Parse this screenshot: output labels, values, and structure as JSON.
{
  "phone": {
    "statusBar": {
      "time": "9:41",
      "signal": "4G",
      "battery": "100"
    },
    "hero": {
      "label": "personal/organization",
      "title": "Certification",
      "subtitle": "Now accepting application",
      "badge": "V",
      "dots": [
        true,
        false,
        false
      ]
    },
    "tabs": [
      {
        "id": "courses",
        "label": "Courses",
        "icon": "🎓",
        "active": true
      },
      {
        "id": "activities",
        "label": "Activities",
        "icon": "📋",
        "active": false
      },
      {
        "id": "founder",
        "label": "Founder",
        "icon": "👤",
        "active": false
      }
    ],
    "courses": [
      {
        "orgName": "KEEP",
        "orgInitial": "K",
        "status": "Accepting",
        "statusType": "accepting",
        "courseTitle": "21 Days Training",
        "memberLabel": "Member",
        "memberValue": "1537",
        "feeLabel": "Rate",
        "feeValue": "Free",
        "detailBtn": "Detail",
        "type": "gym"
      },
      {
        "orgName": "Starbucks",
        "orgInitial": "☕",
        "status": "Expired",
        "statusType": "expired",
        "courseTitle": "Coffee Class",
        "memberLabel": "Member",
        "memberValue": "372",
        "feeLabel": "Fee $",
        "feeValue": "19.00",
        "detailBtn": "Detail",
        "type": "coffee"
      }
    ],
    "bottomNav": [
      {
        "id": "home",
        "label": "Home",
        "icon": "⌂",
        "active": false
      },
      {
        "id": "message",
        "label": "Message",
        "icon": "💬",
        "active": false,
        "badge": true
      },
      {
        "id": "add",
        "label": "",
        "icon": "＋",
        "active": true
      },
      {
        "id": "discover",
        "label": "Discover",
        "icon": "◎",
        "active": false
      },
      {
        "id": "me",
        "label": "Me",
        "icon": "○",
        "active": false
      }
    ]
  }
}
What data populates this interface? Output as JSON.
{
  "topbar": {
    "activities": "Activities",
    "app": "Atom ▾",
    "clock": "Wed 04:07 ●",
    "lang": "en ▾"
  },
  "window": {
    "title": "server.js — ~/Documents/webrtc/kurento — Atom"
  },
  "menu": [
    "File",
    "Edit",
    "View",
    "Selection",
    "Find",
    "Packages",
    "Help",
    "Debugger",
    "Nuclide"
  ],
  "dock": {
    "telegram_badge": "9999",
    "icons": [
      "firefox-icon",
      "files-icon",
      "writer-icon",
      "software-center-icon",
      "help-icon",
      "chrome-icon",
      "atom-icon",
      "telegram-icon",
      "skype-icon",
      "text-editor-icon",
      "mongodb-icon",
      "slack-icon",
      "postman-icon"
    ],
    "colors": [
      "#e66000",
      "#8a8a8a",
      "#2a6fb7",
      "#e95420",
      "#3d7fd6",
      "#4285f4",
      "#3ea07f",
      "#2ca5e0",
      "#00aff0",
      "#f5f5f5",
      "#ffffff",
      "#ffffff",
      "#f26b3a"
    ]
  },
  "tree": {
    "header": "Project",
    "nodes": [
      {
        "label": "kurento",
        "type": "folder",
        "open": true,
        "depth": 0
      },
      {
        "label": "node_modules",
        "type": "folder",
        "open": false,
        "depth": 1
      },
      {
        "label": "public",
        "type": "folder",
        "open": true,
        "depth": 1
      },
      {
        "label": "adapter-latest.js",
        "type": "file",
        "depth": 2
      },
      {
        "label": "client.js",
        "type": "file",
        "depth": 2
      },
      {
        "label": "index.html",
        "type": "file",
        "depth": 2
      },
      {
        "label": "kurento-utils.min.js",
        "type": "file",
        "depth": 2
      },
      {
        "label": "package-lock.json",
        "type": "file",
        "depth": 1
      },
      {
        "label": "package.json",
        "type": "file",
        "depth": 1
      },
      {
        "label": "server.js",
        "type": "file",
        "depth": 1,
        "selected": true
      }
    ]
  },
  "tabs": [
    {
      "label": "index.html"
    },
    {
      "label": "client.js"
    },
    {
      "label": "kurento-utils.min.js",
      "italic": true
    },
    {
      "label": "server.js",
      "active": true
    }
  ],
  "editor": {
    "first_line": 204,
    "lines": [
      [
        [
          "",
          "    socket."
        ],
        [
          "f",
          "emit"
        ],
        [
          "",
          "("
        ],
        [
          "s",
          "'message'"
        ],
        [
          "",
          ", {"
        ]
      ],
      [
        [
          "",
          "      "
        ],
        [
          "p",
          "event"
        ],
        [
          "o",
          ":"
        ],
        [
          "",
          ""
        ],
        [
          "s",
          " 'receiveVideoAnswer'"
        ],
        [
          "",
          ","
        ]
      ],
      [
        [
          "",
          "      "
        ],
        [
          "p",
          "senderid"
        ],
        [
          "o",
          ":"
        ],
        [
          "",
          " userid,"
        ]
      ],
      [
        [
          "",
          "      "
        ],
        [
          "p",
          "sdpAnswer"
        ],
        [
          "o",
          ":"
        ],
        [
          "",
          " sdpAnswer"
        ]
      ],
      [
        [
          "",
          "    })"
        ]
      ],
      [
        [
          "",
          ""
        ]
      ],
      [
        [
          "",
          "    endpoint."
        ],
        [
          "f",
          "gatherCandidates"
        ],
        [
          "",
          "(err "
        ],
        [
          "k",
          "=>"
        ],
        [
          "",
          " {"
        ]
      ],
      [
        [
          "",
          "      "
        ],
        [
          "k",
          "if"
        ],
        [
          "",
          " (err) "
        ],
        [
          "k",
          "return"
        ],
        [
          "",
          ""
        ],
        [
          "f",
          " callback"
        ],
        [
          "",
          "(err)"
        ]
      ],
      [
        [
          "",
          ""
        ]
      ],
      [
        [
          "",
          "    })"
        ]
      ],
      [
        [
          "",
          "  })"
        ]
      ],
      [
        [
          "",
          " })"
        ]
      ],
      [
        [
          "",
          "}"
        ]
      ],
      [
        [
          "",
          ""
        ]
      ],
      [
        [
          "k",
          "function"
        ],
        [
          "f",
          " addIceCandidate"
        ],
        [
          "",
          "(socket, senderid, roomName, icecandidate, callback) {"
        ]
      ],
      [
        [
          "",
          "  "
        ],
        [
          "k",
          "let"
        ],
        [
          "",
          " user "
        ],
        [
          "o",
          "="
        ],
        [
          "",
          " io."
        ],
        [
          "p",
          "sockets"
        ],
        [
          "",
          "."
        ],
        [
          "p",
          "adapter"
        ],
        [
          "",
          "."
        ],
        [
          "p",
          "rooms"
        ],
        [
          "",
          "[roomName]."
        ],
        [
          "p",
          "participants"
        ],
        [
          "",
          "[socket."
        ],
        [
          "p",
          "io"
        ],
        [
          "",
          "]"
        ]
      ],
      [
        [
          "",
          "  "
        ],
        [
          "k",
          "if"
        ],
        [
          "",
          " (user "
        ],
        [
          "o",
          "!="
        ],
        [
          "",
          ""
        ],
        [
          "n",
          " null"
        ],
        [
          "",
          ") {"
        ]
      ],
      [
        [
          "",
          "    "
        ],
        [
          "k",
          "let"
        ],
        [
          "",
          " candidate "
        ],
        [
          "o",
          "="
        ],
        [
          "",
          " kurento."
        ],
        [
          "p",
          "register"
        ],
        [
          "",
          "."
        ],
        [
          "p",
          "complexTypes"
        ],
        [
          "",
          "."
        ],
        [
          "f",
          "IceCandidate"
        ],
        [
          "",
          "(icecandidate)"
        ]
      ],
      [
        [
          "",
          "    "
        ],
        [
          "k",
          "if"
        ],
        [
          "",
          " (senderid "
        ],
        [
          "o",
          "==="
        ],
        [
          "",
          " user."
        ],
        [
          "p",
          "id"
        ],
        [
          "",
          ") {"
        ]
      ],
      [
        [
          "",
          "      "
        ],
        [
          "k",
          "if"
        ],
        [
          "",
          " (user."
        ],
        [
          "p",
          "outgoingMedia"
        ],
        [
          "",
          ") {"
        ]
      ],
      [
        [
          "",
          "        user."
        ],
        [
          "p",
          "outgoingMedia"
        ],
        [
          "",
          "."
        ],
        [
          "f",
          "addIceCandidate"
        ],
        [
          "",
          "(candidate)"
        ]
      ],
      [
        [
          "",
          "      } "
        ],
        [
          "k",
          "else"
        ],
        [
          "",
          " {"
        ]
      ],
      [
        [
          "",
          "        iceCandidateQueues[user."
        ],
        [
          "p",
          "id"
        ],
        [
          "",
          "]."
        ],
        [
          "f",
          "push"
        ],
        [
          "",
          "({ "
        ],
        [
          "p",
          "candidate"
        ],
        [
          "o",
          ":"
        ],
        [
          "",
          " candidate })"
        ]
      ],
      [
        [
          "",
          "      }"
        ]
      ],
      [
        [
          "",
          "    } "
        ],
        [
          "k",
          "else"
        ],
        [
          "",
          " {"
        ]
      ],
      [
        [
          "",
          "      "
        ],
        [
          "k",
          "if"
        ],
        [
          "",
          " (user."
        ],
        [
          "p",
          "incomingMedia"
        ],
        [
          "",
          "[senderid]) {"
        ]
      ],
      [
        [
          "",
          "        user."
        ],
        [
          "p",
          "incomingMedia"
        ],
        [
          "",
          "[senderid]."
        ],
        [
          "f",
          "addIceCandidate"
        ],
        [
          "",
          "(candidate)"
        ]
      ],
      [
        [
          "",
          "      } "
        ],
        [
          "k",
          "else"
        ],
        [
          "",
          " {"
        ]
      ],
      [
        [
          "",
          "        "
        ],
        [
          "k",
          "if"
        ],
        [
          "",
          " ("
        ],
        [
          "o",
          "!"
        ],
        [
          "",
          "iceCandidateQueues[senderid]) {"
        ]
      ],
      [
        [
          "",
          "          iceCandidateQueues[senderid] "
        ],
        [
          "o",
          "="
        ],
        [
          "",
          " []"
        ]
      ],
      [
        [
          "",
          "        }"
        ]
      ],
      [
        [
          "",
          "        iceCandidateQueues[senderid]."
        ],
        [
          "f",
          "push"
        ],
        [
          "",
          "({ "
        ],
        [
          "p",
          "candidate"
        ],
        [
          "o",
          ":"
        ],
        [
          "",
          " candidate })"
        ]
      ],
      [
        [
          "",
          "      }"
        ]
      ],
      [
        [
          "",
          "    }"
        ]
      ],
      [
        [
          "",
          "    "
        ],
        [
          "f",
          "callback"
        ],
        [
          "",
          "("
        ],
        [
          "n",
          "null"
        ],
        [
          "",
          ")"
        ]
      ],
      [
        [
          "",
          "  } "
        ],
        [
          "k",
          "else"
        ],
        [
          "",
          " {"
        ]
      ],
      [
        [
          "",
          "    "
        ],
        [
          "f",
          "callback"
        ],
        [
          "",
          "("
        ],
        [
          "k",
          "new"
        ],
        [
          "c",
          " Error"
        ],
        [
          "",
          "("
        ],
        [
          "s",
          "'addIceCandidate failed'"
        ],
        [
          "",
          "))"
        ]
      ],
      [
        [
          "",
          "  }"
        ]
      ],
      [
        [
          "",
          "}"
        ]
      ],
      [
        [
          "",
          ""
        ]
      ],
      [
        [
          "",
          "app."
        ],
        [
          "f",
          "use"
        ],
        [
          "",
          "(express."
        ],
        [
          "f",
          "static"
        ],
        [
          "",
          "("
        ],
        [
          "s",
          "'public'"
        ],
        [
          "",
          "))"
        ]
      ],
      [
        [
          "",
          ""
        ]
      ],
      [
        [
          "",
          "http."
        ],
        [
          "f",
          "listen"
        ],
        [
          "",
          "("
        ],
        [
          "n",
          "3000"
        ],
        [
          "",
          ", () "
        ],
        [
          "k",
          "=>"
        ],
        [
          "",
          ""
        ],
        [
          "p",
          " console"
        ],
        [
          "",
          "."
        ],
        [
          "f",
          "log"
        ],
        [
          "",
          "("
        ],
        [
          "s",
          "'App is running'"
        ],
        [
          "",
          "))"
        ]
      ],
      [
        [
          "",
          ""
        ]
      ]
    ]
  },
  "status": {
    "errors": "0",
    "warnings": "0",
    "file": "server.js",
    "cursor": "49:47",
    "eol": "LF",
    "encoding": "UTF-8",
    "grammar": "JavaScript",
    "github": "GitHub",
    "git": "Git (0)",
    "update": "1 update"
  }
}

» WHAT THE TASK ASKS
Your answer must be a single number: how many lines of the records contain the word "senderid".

» EXPECTED ANSWER
8